“Thankfully I was saved that embarrassment by their finally rolling back the tumblers and gaining access. The door opened slowly and quietly. As there was no light in the corridor outside I was unable to discern the shape of the intruder. My curtains were drawn tight and there was no moonlight to help in either my recognition of the stranger or their desire to assassinate me. I heard the man’s feet come a few steps into the room, then I heard him tap the edge of the bed with his foot. There was a dull noise, a hoarse cough, and the man retreated instantly, closing the door behind him. I gave it a few moments, just in case he had yet to leave, but I heard the sound of another door in the hall open and then close and I guessed that he had entered one of the other rooms.

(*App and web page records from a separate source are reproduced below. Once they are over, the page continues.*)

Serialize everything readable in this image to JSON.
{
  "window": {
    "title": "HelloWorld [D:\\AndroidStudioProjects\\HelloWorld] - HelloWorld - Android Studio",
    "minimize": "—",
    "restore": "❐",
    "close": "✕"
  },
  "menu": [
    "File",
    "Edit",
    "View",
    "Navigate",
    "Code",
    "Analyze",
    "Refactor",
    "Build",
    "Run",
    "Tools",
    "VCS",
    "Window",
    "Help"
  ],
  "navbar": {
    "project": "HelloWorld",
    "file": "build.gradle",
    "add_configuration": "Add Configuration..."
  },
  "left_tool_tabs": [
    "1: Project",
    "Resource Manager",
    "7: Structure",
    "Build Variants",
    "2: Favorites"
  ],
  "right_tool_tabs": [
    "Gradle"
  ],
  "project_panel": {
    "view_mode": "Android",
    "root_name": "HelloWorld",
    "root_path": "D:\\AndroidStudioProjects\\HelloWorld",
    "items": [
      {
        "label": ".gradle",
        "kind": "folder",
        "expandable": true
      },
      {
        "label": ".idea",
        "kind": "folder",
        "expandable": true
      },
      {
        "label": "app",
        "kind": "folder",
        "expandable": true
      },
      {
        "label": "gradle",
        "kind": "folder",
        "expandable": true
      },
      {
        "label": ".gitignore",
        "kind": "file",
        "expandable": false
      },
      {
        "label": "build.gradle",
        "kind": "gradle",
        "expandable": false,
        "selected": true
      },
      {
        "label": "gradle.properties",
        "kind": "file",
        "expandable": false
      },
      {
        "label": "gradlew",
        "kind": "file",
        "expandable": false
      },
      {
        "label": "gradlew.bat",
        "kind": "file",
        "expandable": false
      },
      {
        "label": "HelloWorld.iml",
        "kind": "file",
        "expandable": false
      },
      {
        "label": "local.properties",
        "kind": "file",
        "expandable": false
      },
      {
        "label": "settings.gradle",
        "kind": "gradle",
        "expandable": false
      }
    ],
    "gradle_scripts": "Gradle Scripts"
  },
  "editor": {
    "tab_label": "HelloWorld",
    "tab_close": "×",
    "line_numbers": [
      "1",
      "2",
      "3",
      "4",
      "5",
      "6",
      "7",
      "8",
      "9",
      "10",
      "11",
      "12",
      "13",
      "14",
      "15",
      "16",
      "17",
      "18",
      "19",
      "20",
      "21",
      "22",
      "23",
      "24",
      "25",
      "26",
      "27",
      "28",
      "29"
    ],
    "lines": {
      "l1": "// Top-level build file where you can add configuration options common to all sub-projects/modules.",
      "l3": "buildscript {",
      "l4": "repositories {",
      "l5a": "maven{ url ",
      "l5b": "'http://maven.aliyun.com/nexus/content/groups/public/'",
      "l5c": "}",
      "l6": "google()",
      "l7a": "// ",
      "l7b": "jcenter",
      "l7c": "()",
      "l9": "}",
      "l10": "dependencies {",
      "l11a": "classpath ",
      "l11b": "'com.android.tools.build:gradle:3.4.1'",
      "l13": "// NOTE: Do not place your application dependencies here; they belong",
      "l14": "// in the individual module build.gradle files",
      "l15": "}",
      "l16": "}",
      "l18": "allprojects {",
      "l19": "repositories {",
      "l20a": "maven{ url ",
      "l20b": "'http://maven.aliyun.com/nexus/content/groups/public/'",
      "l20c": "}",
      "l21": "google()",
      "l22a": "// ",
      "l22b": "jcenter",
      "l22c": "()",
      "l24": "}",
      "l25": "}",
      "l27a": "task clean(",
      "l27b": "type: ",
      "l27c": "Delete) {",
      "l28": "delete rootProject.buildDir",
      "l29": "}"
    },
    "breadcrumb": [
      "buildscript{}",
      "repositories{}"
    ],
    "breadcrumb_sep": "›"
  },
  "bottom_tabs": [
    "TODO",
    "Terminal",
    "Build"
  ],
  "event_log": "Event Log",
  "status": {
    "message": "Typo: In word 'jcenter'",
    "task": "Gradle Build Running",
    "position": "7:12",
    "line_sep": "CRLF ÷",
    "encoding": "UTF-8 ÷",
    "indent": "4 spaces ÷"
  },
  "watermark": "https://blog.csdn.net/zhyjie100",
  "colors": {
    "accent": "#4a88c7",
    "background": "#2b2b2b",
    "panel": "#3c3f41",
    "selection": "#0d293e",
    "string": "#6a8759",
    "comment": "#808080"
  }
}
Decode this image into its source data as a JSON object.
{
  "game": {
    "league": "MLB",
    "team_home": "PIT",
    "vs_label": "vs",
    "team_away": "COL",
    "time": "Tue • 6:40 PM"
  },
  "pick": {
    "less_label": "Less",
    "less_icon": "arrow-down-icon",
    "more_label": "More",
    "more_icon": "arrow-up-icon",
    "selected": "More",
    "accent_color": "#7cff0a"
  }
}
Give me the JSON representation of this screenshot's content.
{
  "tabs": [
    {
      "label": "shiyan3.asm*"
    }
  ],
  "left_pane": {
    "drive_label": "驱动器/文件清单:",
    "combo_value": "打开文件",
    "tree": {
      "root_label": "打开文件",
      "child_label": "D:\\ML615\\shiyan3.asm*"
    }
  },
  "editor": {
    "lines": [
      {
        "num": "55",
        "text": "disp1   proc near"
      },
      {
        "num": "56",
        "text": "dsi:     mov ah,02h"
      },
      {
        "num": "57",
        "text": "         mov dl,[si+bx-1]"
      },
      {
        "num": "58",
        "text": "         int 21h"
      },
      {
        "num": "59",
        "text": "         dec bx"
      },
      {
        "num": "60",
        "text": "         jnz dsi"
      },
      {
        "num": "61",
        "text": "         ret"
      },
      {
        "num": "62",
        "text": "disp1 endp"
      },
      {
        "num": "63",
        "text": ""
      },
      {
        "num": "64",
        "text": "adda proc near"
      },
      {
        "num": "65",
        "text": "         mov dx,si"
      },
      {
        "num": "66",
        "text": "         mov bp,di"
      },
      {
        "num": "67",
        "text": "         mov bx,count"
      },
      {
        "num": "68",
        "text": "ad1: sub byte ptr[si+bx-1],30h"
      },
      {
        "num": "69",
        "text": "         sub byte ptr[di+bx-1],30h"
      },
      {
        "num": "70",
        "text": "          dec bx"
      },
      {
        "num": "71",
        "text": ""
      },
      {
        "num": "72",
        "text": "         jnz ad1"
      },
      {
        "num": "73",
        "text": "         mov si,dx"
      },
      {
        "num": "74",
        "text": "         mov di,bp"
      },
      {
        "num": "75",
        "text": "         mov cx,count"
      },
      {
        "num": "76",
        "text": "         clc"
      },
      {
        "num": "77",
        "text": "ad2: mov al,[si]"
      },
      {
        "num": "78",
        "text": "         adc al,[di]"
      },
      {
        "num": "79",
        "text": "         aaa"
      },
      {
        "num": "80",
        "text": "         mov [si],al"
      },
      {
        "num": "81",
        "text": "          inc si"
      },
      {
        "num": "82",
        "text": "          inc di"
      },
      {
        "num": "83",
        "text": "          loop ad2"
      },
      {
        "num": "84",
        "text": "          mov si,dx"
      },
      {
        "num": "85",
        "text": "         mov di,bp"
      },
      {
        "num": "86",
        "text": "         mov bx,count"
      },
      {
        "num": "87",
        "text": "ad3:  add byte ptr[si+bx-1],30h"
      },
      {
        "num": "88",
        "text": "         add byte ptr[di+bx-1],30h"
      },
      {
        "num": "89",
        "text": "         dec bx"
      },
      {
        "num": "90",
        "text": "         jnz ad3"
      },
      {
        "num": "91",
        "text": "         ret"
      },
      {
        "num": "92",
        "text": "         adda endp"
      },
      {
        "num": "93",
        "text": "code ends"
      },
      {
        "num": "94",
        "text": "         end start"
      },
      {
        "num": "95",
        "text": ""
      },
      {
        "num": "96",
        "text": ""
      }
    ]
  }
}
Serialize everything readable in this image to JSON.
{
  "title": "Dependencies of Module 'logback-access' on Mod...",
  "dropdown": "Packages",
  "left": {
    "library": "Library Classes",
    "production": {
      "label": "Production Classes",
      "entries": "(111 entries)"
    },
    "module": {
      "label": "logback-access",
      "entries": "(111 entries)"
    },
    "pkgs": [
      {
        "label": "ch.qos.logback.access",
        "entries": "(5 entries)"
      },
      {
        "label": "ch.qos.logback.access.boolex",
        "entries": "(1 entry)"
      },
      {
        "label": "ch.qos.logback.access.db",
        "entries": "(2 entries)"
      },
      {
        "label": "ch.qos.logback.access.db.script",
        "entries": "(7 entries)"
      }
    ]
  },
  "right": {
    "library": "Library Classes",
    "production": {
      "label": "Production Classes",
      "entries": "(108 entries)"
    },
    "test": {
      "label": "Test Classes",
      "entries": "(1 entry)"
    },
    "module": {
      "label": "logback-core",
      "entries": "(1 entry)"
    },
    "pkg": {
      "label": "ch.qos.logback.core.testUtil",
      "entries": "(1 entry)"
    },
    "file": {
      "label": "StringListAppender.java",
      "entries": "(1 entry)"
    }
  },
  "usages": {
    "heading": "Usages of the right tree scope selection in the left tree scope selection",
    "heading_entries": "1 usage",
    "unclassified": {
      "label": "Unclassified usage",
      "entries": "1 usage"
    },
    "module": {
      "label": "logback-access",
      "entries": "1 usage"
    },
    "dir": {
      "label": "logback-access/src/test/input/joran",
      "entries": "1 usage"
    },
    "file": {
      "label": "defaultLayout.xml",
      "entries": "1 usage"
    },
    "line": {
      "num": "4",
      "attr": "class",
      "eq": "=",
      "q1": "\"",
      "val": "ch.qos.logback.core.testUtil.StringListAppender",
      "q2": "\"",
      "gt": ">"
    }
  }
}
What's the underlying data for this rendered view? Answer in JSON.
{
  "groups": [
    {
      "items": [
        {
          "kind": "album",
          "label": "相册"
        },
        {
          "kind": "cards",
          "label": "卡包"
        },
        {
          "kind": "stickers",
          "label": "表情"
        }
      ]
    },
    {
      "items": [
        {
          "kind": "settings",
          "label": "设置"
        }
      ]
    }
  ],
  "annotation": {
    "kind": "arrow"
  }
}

Obviously, the man was a resident like ourselves.
“I lit a candle and examined the bed. It was showered with feathers and there was a small hole top centre. The unknown assailant had fired a small calibre bullet at where he imagined my head to be, using a pillow folded around the muzzle of the gun as a method of silencing the shot. Further investigation revealed that he had dropped the pillow outside my door. I was tempted to knock on every door and have a confrontation there and then on the landing but, giving it some thought, I decided I would have no end of difficulty proving who the assailant was and little was to be gained from my alerting them immediately as to their failure. If nothing else it allowed me to conclude my sleep in peace.”
“But,” I said, “this is incredible, who would want you killed?”
“Ah,” Carnacki replied, “that’s where things get even more complicated. I’m rather afraid a man like me is no stranger to enemies. It could be something to do with this current case, but equally it could be an ancient grudge. There are a number of fellows who might wish to see me dead.”
Can’t think why, I thought to myself. Choosing to be more tactful aloud, I said: “We must be grateful they didn’t succeed.”
“Indeed,” agreed Silence.
The sound of the doorbell rang throughout the lower floor and I watched our landlady shuffle towards the front door in clear irritation. She was not cut out for this job, I decided. If people irritate you as much as they clearly did her, you are best avoiding them entirely.
“Yes?” she asked of whoever was at the door.
The reply, given in a voice much quieter than her angry bark, wasn’t heard. Though we were to know soon enough as she showed the man into the dining room.
“Your carriage is here, sirs,” she said. “Now mind I haven’t been paid for these rooms before you go dashing off.”
I asked her how much we owed her for her charming company and rooms and we settled our bills accordingly.
On the doorstep stood a thin, cheerful-looking fellow by the name of Charles. “Here to drive you to Boleskine,” he said. “Want a hand with your bags?”
“Just a couple of minutes to go and grab them,” I replied, as the others went to pack their things. “I’m afraid we weren’t informed that you would be coming.”
“Aye,” said Charles, “that sounds like the boss right enough, always got his head in the clouds that one.” It suddenly occurred to him that maybe he was speaking out of turn, a worried look passing over his face. “In a manner of speaking at least,” he said, “I mean no ill by it.”
I gave him a smile and patted him reassuringly on the arm. “Don’t worry,” I said, “speak as freely as you like, I don’t know the man from Adam.” I had been hoping, as I’d often seen Holmes do in similar circumstances, that this attempt to befriend the man would lead to a few more revelations about Crowley. I was to be disappointed. Charles seemed genuinely worried that he may have off ended his employer and was far too concerned to utter another word. Cursing what I took to be my own ham-fisted attempts at winning the fellow over I went to collect my own belongings.